  1. Run bo_branin. It should found one of the minima shown at the end of the run.

    If this does not work, it might be because the program is not finding the correct dynamic libraries:

    • In Windows, you can copy the DLLs to your working folder or include the lib folder in the system PATH.

    • In some *nix systems, including Ubuntu, Debian and Mac OS, the library is installed by default in /usr/local/lib/. However, this folder is not included by default in the linker or Matlab paths by default. This is specially critical when building shared libraries. The script makes sure that the folder with the libraries is included in all the necessary paths.

    • The Python package is compiled in a different file and installed in the proper folder by default (site-packages). Thus, the Python interface should work out of the box in Linux and Mac OS.

  2. Python: the scrip demo_quad gives a quick overview of all the features of the Python interface. The function to optimize is a 5-dimensional quadratic function $x^* = [0.3]^5$ and $y^* = 5.0$. The discrete version just consider only 100 points randomly distributed in the $[0,1]^5$ box, so the result might differ from the actual optimum.

  3. Matlab/Octave: the scrip runtest also is configured to run different sets of test, the first one also on the Branin function.

Configure the compilation/install

CMake allows to configure the compilation using some variables (see for example how to compile the Python module in Linux). These variables can be set in Linux/MacOS from the command line with the -D flag:


For example

>> cmake -DCMAKE_BUILD_TYPE=Debug .

If you use ccmake in Linux/MacOS or CMake for Windows, you can access to a list of all the variables and their values. Just modify the value of the desired variable.

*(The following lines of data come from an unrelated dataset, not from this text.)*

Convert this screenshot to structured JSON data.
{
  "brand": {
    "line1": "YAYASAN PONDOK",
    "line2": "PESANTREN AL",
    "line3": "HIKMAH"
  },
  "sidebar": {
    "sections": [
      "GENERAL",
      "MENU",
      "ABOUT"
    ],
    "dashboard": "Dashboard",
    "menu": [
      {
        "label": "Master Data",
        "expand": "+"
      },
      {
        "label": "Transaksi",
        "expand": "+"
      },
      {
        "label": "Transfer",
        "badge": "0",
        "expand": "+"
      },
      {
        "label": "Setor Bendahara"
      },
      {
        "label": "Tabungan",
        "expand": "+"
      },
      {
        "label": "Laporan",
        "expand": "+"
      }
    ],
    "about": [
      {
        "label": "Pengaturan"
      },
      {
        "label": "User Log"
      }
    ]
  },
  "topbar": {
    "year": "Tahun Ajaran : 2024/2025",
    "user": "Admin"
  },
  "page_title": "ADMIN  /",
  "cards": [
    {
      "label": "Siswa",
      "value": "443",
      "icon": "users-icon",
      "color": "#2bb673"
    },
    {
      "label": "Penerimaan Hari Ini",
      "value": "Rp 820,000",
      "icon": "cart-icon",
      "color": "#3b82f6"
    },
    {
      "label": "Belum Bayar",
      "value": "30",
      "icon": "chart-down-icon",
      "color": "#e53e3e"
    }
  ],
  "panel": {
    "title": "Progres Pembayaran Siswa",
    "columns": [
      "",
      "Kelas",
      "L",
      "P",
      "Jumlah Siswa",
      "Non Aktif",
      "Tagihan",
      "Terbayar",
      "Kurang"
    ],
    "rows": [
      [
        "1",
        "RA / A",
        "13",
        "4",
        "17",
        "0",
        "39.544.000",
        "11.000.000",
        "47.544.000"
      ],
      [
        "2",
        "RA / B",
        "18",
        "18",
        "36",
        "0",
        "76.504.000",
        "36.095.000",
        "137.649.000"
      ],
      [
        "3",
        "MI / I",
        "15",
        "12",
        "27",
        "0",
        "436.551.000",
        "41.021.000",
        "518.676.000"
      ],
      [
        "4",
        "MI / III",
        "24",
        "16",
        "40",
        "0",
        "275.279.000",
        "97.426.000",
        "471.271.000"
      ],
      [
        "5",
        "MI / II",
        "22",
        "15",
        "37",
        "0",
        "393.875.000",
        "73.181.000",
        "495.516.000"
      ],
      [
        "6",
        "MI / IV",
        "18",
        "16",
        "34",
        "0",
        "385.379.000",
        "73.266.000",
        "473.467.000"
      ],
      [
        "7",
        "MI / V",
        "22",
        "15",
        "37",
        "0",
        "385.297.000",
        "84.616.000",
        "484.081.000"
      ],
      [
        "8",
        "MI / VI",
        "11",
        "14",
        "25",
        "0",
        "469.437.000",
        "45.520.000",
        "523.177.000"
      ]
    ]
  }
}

Compile as shared libraries

We can select if we want BayesOpt and NLOPT compiled as shared libraries


In this case, we also need to force rebuild NLOPT (by default it is not compiled if it is found in the system).

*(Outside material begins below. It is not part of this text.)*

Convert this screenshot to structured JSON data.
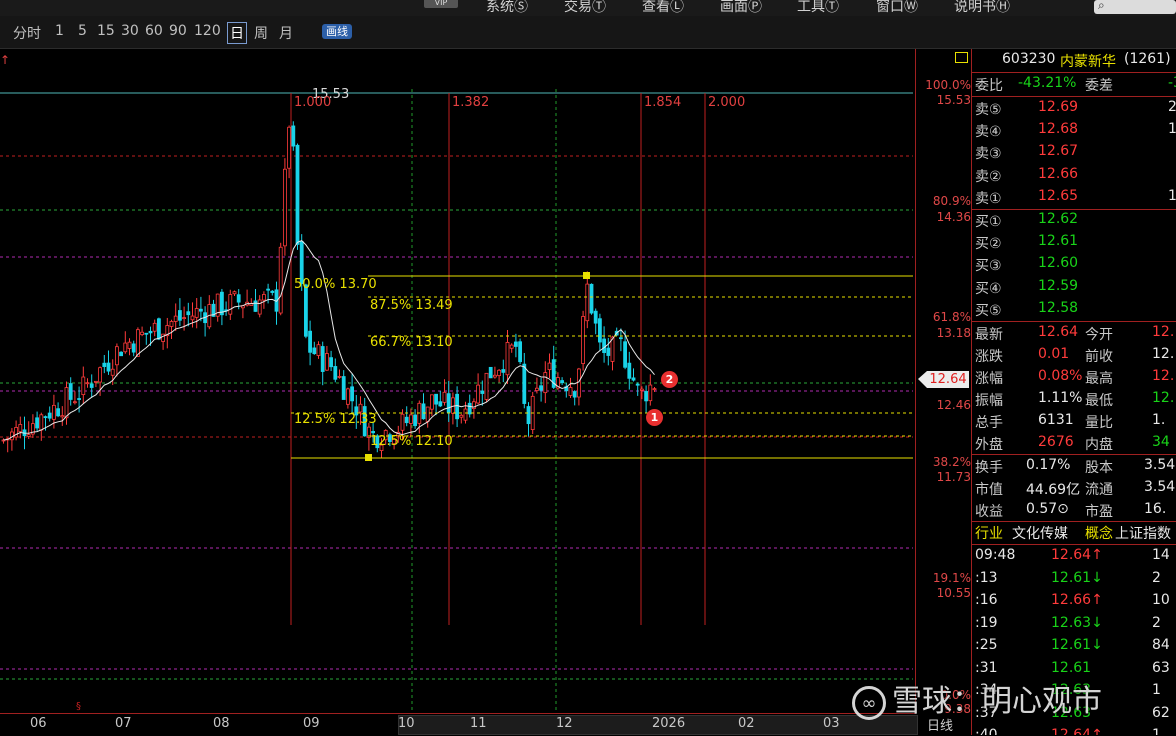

Install the library in a different path

CMake allows to select the install path before compilation compilation. You just need to change the CMAKE_INSTALL_PREFIX variable.


Minimal installation (fast compilation)

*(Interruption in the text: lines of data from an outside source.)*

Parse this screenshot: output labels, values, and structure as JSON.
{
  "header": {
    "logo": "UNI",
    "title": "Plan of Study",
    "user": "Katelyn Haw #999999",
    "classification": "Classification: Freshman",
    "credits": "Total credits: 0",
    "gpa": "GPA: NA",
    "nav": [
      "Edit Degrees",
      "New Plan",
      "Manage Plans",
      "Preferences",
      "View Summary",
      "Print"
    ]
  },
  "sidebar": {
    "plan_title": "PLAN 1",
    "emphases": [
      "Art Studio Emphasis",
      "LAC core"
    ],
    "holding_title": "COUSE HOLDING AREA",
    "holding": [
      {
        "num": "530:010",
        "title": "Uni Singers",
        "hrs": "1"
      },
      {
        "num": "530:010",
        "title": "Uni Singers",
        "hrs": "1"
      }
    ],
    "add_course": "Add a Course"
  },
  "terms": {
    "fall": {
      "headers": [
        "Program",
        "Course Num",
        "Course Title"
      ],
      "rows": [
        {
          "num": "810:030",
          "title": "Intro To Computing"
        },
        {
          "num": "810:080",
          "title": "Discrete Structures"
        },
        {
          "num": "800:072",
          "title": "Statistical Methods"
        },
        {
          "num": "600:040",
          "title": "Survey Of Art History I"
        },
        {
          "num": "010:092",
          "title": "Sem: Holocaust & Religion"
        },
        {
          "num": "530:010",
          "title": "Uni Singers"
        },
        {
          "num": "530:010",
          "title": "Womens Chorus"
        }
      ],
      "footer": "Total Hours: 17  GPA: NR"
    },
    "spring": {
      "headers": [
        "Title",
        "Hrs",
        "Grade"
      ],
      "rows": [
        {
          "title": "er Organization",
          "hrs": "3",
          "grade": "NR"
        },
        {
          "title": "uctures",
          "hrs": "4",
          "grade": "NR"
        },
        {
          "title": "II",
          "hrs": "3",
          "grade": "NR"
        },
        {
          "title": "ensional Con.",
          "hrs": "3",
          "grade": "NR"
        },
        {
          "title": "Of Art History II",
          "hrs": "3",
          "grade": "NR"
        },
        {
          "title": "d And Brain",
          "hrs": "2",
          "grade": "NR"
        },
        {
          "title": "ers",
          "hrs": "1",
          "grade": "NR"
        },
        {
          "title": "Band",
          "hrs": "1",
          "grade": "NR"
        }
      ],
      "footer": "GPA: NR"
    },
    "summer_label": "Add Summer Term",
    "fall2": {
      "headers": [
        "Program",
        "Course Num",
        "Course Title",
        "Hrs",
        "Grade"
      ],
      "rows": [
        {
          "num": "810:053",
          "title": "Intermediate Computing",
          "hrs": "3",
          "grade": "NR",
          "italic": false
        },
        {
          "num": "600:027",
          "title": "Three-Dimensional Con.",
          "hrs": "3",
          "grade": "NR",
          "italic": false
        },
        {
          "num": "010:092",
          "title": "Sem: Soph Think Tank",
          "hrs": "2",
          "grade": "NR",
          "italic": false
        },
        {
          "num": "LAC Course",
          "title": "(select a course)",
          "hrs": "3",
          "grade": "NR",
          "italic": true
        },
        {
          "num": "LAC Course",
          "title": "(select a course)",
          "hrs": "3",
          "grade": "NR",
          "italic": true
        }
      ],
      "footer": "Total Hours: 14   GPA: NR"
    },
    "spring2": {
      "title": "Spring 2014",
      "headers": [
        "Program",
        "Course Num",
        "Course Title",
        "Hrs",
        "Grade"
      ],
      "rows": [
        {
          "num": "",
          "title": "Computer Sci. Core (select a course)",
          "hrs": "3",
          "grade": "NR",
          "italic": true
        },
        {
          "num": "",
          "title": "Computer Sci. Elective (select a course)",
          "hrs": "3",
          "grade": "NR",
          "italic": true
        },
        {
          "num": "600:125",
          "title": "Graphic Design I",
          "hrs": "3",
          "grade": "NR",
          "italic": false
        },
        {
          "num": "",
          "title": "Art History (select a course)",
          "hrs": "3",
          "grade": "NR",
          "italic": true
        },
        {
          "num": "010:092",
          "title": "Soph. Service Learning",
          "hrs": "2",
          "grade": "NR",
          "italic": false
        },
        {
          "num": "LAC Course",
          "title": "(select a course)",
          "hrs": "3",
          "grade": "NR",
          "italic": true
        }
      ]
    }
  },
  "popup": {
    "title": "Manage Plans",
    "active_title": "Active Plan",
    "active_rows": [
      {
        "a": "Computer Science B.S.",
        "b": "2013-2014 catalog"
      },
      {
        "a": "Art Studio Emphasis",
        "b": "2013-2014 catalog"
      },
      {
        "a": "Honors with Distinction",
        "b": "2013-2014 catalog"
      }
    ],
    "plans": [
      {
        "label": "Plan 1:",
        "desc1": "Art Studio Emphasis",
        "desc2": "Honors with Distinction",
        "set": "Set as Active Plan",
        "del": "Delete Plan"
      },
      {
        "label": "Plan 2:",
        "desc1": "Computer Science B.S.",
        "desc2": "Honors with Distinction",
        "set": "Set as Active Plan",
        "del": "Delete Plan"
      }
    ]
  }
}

Sobol sequences can be used to for the initial design (see Initialization parameters). In many cases, the performance is similar to latin hypercube sampling, however including the Sobol components increases considerably the library size and the compilation time. Thus, it can be removed from compilation:


Similarly, we can avoid to compile the example files and demos:



CMake: The easiest way to compile this library is using the cross platform and cross compiler tool CMake.

Boost: This code uses Boost libraries for matrix operations (uBlas), random number generation, math functions and smart pointers. Boost can be found in many Linux and MacOS repositories. It can also be downloaded from

OpenGL/FreeGLUT (optional): It is used for the demos that include visualization.

Python/Numpy (optional): Both Python development files (Python.h) and Numpy are needed if you want the Python interface. The library has been tested with Python 2.6 and 2.7. The interface relies on Numpy arrays.

Matlab/Octave (optional): The library is compatible with any Matlab from 2010 and Octave. If you want the Matlab interface, just make sure you have a C++ compiler compatible with your Matlab version.

NLOPT (included): A LGPL library for nonlinear optimization. It has been slightly modified and include the corresponding CMake files.

Sobol (included): A LGPL library to generate Sobol sequences.

Matplotpp (included): A GPL library for visualization and plotting. The code included in this package includes some bug-fixes and compiling issues. It requires OpenGL/GLUT.

Compatibility tests

API Linux MacOS Win/MinGW Win/MSVC
Matlab OK OK OK (32 bits) OK
Octave OK OK No test No test
Python OK OK No test No test

Notes on tested systems:

  • Linux: Debian 6.0, Ubuntu from 11.04
  • MacOS: 10.6 (Snow Leopard)
  • MS Windows: XP, Vista, 7


  • gcc: different versions from 4.1
  • clang: version 2.7
  • MinGW: version from 0.5
  • MSVC: Visual Studio Professional 2012, Express 2010-2012


  • Matlab from 2010a
  • Octave from version 3.2
  • Python from version 2.5 (not tested on Python 3)